individualized considerations. Id. at 969–70. Fauley argues that allowing the Sheriff’s sale to
proceed on March 14, 2017, will substantially impede her ability to receive potentially lifesaving breast cancer surgery on March 16, 2017. She also asserts that relocating after the sale
will interfere with her chemotherapy and radiation treatments as well as her recovery in general.
In sum, Fauley’s chance of surviving surgery and cancer treatment will be significantly reduced
if she is forced to move days before her surgery.
Fauley has demonstrated that she is likely to suffer irreparable harm if the Sheriff’s sale
proceeds at its currently scheduled date. Fauley claims that she will be forced to either push back
her surgery date or to undergo surgery while relocating. The stress of losing her home and
relocating will undoubtedly strain Fauley’s energy and resources that otherwise would be
OPINION & ORDER - 6
focused on fighting cancer. The effects resulting from the Sheriff’s sale would undoubtedly
constitute irreparable harm.
Whether Issuance of the Stay Will Substantially Injure the Other Parties Interested
in the Proceeding
“A court asked to stay . . . cannot simply assume that ordinarily, the balance of hardships
will weigh heavily in the applicant’s favor.” Nken, 556 U.S. at 436 (internal quotation marks and

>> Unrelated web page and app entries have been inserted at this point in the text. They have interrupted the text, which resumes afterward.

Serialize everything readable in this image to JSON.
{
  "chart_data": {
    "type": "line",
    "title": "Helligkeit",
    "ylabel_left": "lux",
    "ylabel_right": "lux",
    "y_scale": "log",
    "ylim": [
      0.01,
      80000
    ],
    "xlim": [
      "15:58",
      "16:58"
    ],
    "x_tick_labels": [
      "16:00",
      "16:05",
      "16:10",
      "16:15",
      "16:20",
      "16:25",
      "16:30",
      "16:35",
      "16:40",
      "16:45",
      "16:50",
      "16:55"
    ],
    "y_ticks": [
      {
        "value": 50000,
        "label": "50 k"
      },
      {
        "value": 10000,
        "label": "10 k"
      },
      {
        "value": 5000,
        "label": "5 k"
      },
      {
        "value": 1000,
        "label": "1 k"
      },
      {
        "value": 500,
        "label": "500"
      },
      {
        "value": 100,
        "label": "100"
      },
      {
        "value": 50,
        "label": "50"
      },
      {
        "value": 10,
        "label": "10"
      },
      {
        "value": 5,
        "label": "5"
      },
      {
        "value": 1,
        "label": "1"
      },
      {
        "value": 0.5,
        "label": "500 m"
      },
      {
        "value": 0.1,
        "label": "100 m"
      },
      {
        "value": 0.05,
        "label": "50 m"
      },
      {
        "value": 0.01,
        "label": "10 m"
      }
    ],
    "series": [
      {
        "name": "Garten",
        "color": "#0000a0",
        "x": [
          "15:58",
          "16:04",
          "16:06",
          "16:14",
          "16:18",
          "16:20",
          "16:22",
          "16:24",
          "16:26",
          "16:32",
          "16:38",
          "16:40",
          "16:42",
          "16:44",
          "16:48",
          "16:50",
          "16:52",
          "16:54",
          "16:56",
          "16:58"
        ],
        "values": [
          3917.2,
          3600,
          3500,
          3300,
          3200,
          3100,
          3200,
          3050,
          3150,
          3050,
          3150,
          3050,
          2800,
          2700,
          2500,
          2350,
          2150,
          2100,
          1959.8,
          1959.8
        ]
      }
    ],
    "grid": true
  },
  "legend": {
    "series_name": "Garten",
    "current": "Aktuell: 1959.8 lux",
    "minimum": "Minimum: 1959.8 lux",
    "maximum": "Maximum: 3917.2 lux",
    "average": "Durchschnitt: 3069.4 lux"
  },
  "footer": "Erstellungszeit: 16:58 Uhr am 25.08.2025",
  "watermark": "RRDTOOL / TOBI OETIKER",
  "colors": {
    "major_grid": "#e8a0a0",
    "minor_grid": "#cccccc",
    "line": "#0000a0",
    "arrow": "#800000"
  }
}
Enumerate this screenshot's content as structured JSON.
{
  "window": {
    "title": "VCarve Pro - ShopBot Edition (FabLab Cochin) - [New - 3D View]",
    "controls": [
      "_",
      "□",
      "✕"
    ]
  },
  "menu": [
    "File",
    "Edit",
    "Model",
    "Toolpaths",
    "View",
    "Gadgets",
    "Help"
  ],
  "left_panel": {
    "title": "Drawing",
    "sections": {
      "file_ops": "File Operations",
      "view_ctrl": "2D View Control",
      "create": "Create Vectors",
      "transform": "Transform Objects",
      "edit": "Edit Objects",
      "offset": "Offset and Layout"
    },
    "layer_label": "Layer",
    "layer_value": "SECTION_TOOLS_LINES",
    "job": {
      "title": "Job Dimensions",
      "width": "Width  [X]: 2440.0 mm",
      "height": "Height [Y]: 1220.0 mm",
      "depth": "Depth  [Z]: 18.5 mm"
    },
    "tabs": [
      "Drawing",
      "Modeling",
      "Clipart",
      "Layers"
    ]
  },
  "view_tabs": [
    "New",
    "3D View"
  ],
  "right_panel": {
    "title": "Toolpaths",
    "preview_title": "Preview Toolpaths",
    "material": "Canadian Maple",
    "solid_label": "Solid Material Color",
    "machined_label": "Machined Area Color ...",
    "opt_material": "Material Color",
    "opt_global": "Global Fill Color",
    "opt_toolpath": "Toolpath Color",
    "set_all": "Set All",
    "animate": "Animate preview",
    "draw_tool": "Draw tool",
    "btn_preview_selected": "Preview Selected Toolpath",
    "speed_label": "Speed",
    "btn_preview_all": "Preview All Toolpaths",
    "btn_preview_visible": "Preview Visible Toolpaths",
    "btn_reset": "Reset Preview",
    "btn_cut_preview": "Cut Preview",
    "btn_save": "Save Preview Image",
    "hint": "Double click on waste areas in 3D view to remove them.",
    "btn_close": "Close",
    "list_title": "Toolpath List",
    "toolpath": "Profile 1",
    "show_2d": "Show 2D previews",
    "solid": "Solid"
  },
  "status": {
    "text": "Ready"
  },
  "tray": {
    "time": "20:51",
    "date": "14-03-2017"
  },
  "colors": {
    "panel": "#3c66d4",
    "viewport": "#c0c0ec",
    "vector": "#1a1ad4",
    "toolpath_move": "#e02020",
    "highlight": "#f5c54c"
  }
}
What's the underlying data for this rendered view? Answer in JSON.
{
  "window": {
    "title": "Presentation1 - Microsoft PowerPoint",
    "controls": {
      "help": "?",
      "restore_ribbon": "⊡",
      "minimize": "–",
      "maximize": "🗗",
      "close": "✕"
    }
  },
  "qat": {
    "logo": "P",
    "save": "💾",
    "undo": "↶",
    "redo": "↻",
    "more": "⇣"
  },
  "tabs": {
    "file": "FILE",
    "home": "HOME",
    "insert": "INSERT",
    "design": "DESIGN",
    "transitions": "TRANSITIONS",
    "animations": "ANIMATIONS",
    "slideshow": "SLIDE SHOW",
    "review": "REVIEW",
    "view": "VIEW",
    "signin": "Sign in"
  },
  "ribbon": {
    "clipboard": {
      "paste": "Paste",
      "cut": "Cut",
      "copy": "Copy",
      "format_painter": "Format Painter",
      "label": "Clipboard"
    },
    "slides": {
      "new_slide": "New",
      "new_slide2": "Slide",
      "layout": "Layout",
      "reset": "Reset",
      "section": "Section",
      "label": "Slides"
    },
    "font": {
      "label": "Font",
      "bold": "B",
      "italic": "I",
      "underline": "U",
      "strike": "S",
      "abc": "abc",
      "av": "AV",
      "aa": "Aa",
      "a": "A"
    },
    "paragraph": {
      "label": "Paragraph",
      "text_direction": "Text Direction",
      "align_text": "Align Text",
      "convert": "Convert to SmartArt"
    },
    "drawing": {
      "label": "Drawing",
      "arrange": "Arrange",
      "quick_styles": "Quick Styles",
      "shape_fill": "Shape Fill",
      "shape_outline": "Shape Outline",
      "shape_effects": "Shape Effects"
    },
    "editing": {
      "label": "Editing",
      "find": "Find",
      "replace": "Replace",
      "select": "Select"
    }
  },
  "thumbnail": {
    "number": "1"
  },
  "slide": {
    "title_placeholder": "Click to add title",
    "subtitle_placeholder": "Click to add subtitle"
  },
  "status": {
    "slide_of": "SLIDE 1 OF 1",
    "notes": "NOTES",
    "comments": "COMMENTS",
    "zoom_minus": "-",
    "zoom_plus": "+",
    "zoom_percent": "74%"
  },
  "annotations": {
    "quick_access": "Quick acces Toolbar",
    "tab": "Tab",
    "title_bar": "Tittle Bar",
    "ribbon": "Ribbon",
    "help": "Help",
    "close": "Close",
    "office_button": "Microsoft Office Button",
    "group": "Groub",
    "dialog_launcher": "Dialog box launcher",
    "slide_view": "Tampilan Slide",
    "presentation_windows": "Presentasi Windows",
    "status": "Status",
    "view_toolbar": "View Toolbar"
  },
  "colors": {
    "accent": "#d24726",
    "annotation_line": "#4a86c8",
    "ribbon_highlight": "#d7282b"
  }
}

citation omitted). Plaintiff asserts that granting the stay will cause it to waste time, effort, and
money litigating against a meritless appeal. Plaintiff also views the indefinite duration of
Fauley’s stay application as a request for free housing without a discernable end. To date, Fauley
has remained at the disputed property for over four years for free. Fauley stated that she would
need approximately six more months beyond the scheduled Sheriff’s sale date to fully recover
from her surgery and treatment. Given that Plaintiff has already waited for over four years to
obtain the property, the Court finds that this factor is neutral.
Where the Public Interest Lies
“The public interest is not the same thing as the hardship . . . .” Nat. Res. Def. Council,
Inc. v. Winter, 502 F.3d 859, 862 (9th Cir. 2007). Courts “consider ‘where the public interest
lies’ separately from and in addition to ‘whether the applicant [for stay] will be irreparably
injured absent a stay[.]” Id. at 863 (quoting Hilton, 481 U.S. at 776). Plaintiff asserts that
denying the stay will serve the public interest by promoting judicial economy and placing the
disputed house back into the stream of commerce. Resp. at 5, ECF 86. The Court must weigh
those interests against the public’s interest in the health of one of its members. The resolution of
this case will have negligible effects on the appellate court’s docket and the stream of commerce.
Accordingly, the Court finds that this factor is neutral.
OPINION & ORDER - 7
Because Fauley has not made a strong showing that she is likely to succeed on the merits,
the Court must deny her application for a stay. The Court sympathizes with Fauley’s tragic
circumstances and this unfortunate turn of events. However, it is not the function of the Court to
require Plaintiff to provide Fauley free housing for an additional six months.
Defendant’s Emergency Motion for Stay and Abeyance  is DENIED.
day of ______________________, 2017.
MARCO A. HERNÁNDEZ
United States District Judge
OPINION & ORDER - 8
Disclaimer: Justia Dockets & Filings provides public litigation records from the federal appellate and district courts. These filings and docket sheets should not be considered findings of fact or liability, nor do they necessarily reflect the view of Justia.
Why Is My Information Online?